  14. Joanne says:

    My question is, what is being done to prepare the people on the Coast and Buller for this terrible scenario? Are there any plans in place and meetings to inform people of what they must do when the Alpine Fault goes?

  15. Kane says:

    Hey it’s all great but we ( i live in christchurch ) didnt have and earthquakeon the 3rd of september ? not sure where you heard that. it was on the 4th at 4,36 am

  16. Brian Sandle says:

    I know that the destructive effect of a quake of a certain magnitude depends not only depth and distance away. It also depends on ground acceleration and I am not sure how that is related to the magnitude.

    Quake waves take some time to arrive and ones from a long fault will keep arriving for a while owing to the differing distance to the various points on the fault.

    Thew magnitude seems to be the total energy released and on a long fault it would be interesting to know the energy released per second as teh rupture moves along the fault, which might give some indication of acceleration.
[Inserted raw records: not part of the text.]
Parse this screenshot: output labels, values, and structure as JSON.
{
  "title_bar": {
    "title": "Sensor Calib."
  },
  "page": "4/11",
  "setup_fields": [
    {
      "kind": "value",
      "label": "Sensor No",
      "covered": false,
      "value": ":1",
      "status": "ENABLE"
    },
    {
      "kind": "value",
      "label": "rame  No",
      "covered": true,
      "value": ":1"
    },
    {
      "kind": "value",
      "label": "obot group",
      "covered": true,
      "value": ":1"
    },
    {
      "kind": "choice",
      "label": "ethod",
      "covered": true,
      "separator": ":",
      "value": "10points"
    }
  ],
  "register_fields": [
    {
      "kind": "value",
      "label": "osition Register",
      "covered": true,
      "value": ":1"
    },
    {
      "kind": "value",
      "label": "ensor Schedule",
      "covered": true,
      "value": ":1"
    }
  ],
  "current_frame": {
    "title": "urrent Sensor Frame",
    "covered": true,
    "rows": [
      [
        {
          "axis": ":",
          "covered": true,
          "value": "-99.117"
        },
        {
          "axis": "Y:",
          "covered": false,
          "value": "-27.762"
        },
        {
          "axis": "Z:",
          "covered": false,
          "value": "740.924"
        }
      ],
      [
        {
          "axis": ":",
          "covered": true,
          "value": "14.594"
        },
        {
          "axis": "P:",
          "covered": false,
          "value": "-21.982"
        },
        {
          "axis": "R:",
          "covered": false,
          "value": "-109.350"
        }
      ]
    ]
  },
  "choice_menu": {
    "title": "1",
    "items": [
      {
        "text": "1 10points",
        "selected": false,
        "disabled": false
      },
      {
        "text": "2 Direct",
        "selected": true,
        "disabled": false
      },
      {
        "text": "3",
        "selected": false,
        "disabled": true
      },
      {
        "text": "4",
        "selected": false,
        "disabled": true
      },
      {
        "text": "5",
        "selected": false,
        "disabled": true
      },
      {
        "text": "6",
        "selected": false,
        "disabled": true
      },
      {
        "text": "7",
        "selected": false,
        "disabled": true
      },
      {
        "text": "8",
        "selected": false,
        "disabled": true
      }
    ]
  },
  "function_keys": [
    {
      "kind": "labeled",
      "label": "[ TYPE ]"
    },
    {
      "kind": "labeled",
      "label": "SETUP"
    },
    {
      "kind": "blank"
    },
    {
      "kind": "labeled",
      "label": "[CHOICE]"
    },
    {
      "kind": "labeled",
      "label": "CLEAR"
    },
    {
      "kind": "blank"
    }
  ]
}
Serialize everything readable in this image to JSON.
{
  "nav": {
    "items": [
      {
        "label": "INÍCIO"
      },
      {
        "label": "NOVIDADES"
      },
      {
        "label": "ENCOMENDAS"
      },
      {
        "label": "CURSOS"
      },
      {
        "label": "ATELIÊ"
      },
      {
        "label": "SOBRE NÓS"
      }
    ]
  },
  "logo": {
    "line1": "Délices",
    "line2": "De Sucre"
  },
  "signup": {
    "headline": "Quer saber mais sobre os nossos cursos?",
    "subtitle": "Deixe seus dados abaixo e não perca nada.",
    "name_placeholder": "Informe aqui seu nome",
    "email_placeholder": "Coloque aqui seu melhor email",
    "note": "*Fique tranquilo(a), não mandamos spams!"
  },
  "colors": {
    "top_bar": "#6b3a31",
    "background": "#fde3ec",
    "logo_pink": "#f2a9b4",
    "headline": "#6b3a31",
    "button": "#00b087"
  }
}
    A long duration of shaking may of course be doing little bits of more damage for a longer duration, like several smaller quakes adding.

    The last writer mentioned some towns, and it would be interesting to know an estimate of ground acceleration at them from a long fault rupture.

    Christchurch suffered extreme acceleration from a 6.3 quake quite close and shallow. Magnitude 9 wouild be something like 500 times the energy and though Japan had that recently they may not have suffered the same acceleration in cities as Christchurch?

    Brian

    • Doug says:

      I think the energy released from a 9 as apposed to a 6.3 would be nearer 18000 times as much.
      Cheers Doug

    Links (7)
  1. Pingback: Open Laboratory 2010 – submissions so far | A Blog Around The Clock

  2. Pingback: Open Laboratory 2010 – three weeks to go! | A Blog Around The Clock

  3. Pingback: Open Laboratory 2010 – two weeks to go! | A Blog Around The Clock

  4. Pingback: Open Laboratory 2010 – only eight days till the deadline! | A Blog Around The Clock

  5. Pingback: Open Laboratory 2010 – the final stretch! | A Blog Around The Clock

  6. Pingback: Open Laboratory 2010 – submissions now closed – see all the entries | A Blog Around The Clock

  7. Pingback: After the (blog)storm: following up on the big geological stories of 2010 | Highly Allochthonous